I was thinking of using SyncThing,

The thought would be to create two machines that would effectively mirror each other.

If I understand it right in the case that NAS1 went down I could continue using NAS2 without having to
jump through to many hoops while I was repairing NAS1?

Not sure if this applies to Scale, but the old recommendation was 8 drives per group, then stripe those groups together. For your system, I would think 5 drives per group (vdev) and then stripe them to get more speed back. RAIDZ (similar to RAID 5) or RAIDz2 (similar to RAID 6) is what I would use, otherwise you are going to lose a lot of storage. For a lab system, maybe not a big deal and worth playing with different configurations and find the one that works best for what you are doing.

And if you are testing for production, think about what you are going to need or have available to put this into production when you get some/most of the bugs worked out.

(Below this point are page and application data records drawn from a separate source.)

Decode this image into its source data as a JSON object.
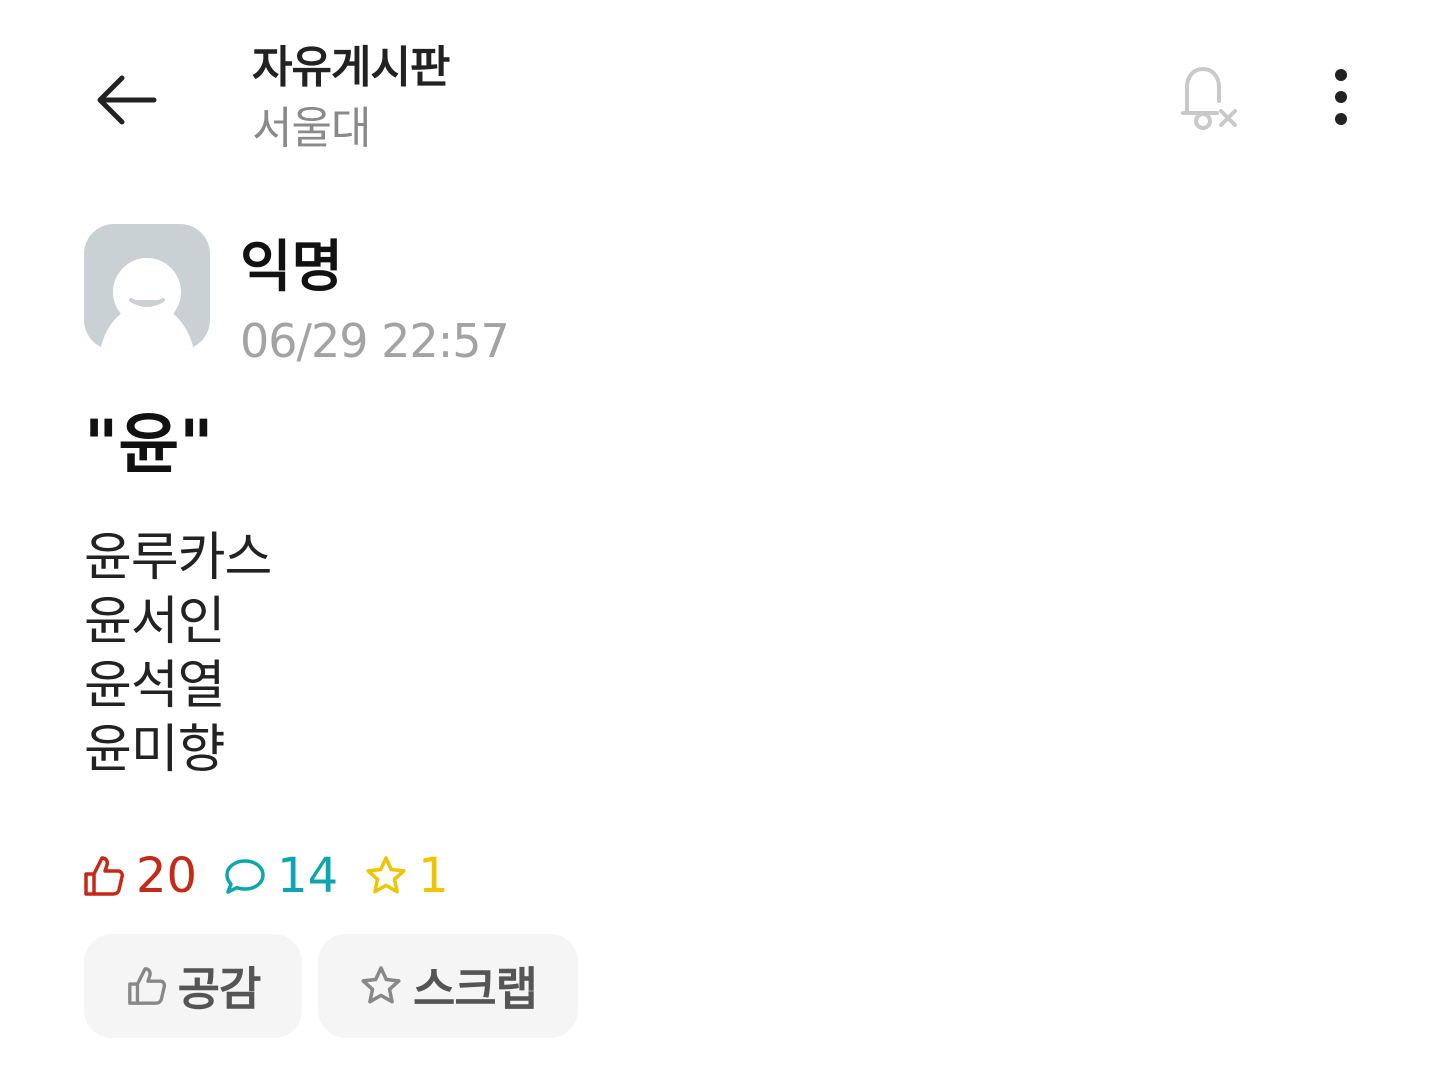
{
  "header": {
    "board_title": "자유게시판",
    "board_subtitle": "서울대",
    "back_icon": "arrow-left-icon",
    "notification_icon": "bell-off-icon",
    "more_icon": "more-vertical-icon"
  },
  "post": {
    "author_name": "익명",
    "timestamp": "06/29 22:57",
    "title": "\"윤\"",
    "body_lines": [
      "윤루카스",
      "윤서인",
      "윤석열",
      "윤미향"
    ]
  },
  "stats": {
    "likes": "20",
    "comments": "14",
    "scraps": "1"
  },
  "actions": {
    "like_label": "공감",
    "scrap_label": "스크랩"
  },
  "colors": {
    "like": "#c62917",
    "comment": "#0ca5b0",
    "scrap": "#f0c400",
    "avatar_bg": "#c9d1d5",
    "button_bg": "#f5f5f5"
  }
}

Budget always seems to get in the way right now, at least where I work.

Thanks Greg_E

I decided to use 12 drives and make two 6 drive vdev’s do you think that would be the best (best is very subjective word) layout?

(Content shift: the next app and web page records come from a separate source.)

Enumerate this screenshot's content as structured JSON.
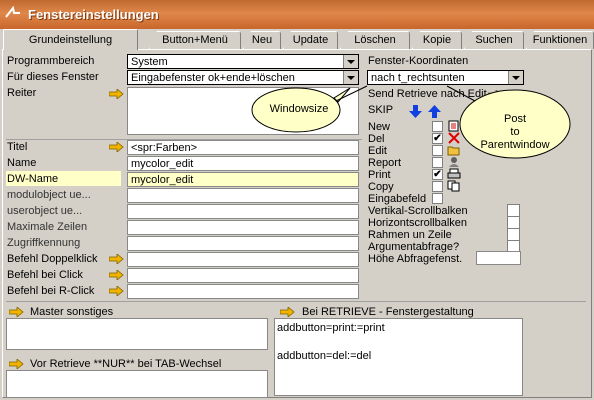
{
  "window": {
    "title": "Fenstereinstellungen"
  },
  "tabs": [
    "Grundeinstellung",
    "Button+Menü",
    "Neu",
    "Update",
    "Löschen",
    "Kopie",
    "Suchen",
    "Funktionen"
  ],
  "fields": {
    "programmbereich": {
      "label": "Programmbereich",
      "value": "System"
    },
    "fuer_dieses_fenster": {
      "label": "Für dieses Fenster",
      "value": "Eingabefenster ok+ende+löschen"
    },
    "reiter": {
      "label": "Reiter"
    },
    "titel": {
      "label": "Titel",
      "value": "<spr:Farben>"
    },
    "name": {
      "label": "Name",
      "value": "mycolor_edit"
    },
    "dw_name": {
      "label": "DW-Name",
      "value": "mycolor_edit"
    },
    "modulobject": {
      "label": "modulobject ue..."
    },
    "userobject": {
      "label": "userobject ue..."
    },
    "maximale_zeilen": {
      "label": "Maximale Zeilen"
    },
    "zugriffkennung": {
      "label": "Zugriffkennung"
    },
    "befehl_doppelklick": {
      "label": "Befehl Doppelklick"
    },
    "befehl_click": {
      "label": "Befehl bei Click"
    },
    "befehl_rclick": {
      "label": "Befehl bei R-Click"
    }
  },
  "right": {
    "fenster_koordinaten": {
      "label": "Fenster-Koordinaten",
      "value": "nach t_rechtsunten"
    },
    "send_retrieve": "Send Retrieve nach Edit",
    "skip": "SKIP",
    "options": [
      {
        "label": "New",
        "checked": false
      },
      {
        "label": "Del",
        "checked": true
      },
      {
        "label": "Edit",
        "checked": false
      },
      {
        "label": "Report",
        "checked": false
      },
      {
        "label": "Print",
        "checked": true
      },
      {
        "label": "Copy",
        "checked": false
      },
      {
        "label": "Eingabefeld",
        "checked": false
      }
    ],
    "extras": [
      {
        "label": "Vertikal-Scrollbalken"
      },
      {
        "label": "Horizontscrollbalken"
      },
      {
        "label": "Rahmen un Zeile"
      },
      {
        "label": "Argumentabfrage?"
      }
    ],
    "hoehe": {
      "label": "Höhe Abfragefenst."
    }
  },
  "bottom": {
    "master_sonstiges": "Master sonstiges",
    "vor_retrieve": "Vor Retrieve **NUR** bei TAB-Wechsel",
    "bei_retrieve": "Bei RETRIEVE - Fenstergestaltung",
    "retrieve_text": "addbutton=print:=print\n\naddbutton=del:=del"
  },
  "callouts": {
    "windowsize": "Windowsize",
    "post": "Post\nto\nParentwindow"
  },
  "colors": {
    "title_bar": "#d97b3e",
    "yellow_field": "#ffffc8",
    "arrow": "#f0b400"
  }
}
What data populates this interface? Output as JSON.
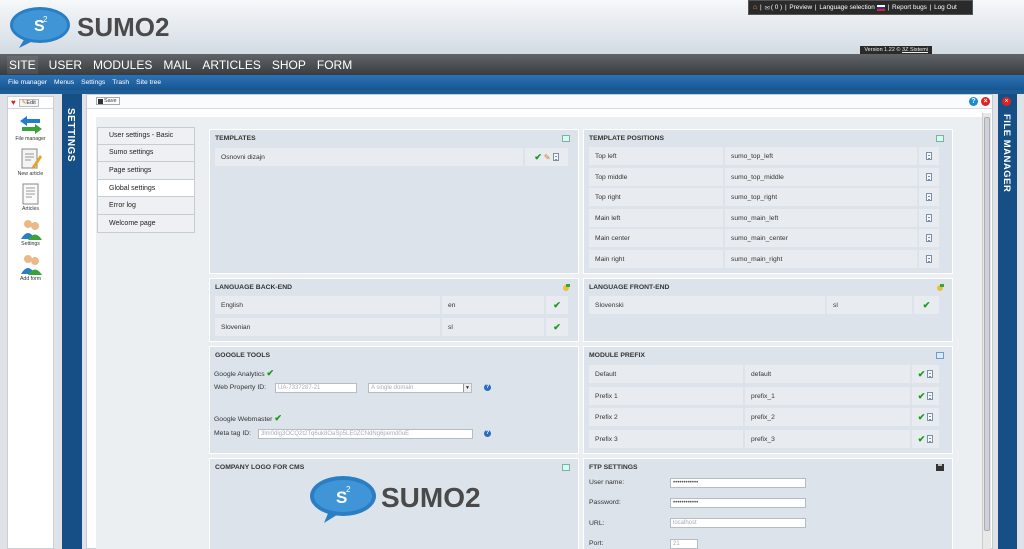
{
  "logo": {
    "text": "SUMO2",
    "superscript": "2",
    "bubble_letter": "S"
  },
  "top_links": {
    "messages": "( 0 )",
    "preview": "Preview",
    "language": "Language selection",
    "report": "Report bugs",
    "logout": "Log Out"
  },
  "version": {
    "text": "Version 1.22 ©",
    "company": "3Z Sistemi"
  },
  "main_nav": [
    "SITE",
    "USER",
    "MODULES",
    "MAIL",
    "ARTICLES",
    "SHOP",
    "FORM"
  ],
  "sub_nav": [
    "File manager",
    "Menus",
    "Settings",
    "Trash",
    "Site tree"
  ],
  "toolbox": {
    "edit": "Edit",
    "items": [
      "File manager",
      "New article",
      "Articles",
      "Settings",
      "Add form"
    ]
  },
  "bars": {
    "left": "SETTINGS",
    "right": "FILE MANAGER"
  },
  "toolbar": {
    "save": "Save"
  },
  "side_menu": [
    "User settings - Basic",
    "Sumo settings",
    "Page settings",
    "Global settings",
    "Error log",
    "Welcome page"
  ],
  "templates": {
    "title": "TEMPLATES",
    "rows": [
      "Osnovni dizajn"
    ]
  },
  "template_positions": {
    "title": "TEMPLATE POSITIONS",
    "rows": [
      {
        "name": "Top left",
        "value": "sumo_top_left"
      },
      {
        "name": "Top middle",
        "value": "sumo_top_middle"
      },
      {
        "name": "Top right",
        "value": "sumo_top_right"
      },
      {
        "name": "Main left",
        "value": "sumo_main_left"
      },
      {
        "name": "Main center",
        "value": "sumo_main_center"
      },
      {
        "name": "Main right",
        "value": "sumo_main_right"
      }
    ]
  },
  "language_backend": {
    "title": "LANGUAGE BACK-END",
    "rows": [
      {
        "name": "English",
        "code": "en"
      },
      {
        "name": "Slovenian",
        "code": "sl"
      }
    ]
  },
  "language_frontend": {
    "title": "LANGUAGE FRONT-END",
    "rows": [
      {
        "name": "Slovenski",
        "code": "sl"
      }
    ]
  },
  "google_tools": {
    "title": "GOOGLE TOOLS",
    "analytics": "Google Analytics",
    "web_property_label": "Web Property ID:",
    "web_property_value": "UA-7337287-21",
    "domain_select": "A single domain",
    "webmaster": "Google Webmaster",
    "meta_label": "Meta tag ID:",
    "meta_value": "3lm0dig3OCQ2t2Tq6uk8OaSp5LE0ZCNdNg6pemd0uE"
  },
  "module_prefix": {
    "title": "MODULE PREFIX",
    "rows": [
      {
        "name": "Default",
        "value": "default"
      },
      {
        "name": "Prefix 1",
        "value": "prefix_1"
      },
      {
        "name": "Prefix 2",
        "value": "prefix_2"
      },
      {
        "name": "Prefix 3",
        "value": "prefix_3"
      }
    ]
  },
  "company_logo": {
    "title": "COMPANY LOGO FOR CMS",
    "logo_text": "SUMO2"
  },
  "ftp": {
    "title": "FTP SETTINGS",
    "username_label": "User name:",
    "username_value": "••••••••••••",
    "password_label": "Password:",
    "password_value": "••••••••••••",
    "url_label": "URL:",
    "url_value": "localhost",
    "port_label": "Port:",
    "port_value": "21"
  }
}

OS is on NVMe’s and the system has 32Gb off memory.

Do you think I should add any of these (SLOG/ZIL/L2ARC)?


Tom has a good video to help you make those decisions :slight_smile:


I have never had the money for good cache drives, so for me no they are not useful. You can get a lot of performance upgrade by installing more ram, it will be used as cache and may be cheaper than the really fast cache drives. The cache drives would be safer if the power goes out suddenly because (I might be wrong here) the cache drive doesn’t empty until the system knows the data in on the main drives. Part of that whole copy on write that we like so much. I think Tom might have done a video on resurrecting the cache drive data on a crashed system, if not him then someone else because I vaguely remember it.

Yes, from what I’ve read the biggest performance gain I could do is by adding more RAM before I do any thing else. Unfortunately it has 4 8G ram sticks in it so I can’t just add some more memory I’ll have to remove and replace which will cost more, I may have to wait a bit for that.

If it is old enough to take DDR3 RDIMM, I was surprised at how cheap I could get RAM, grabbed 16x8gb for $45 shipped very recently, decent Samsung branded stuff. 16GB modules were not a lot more on some of the listings on ebay.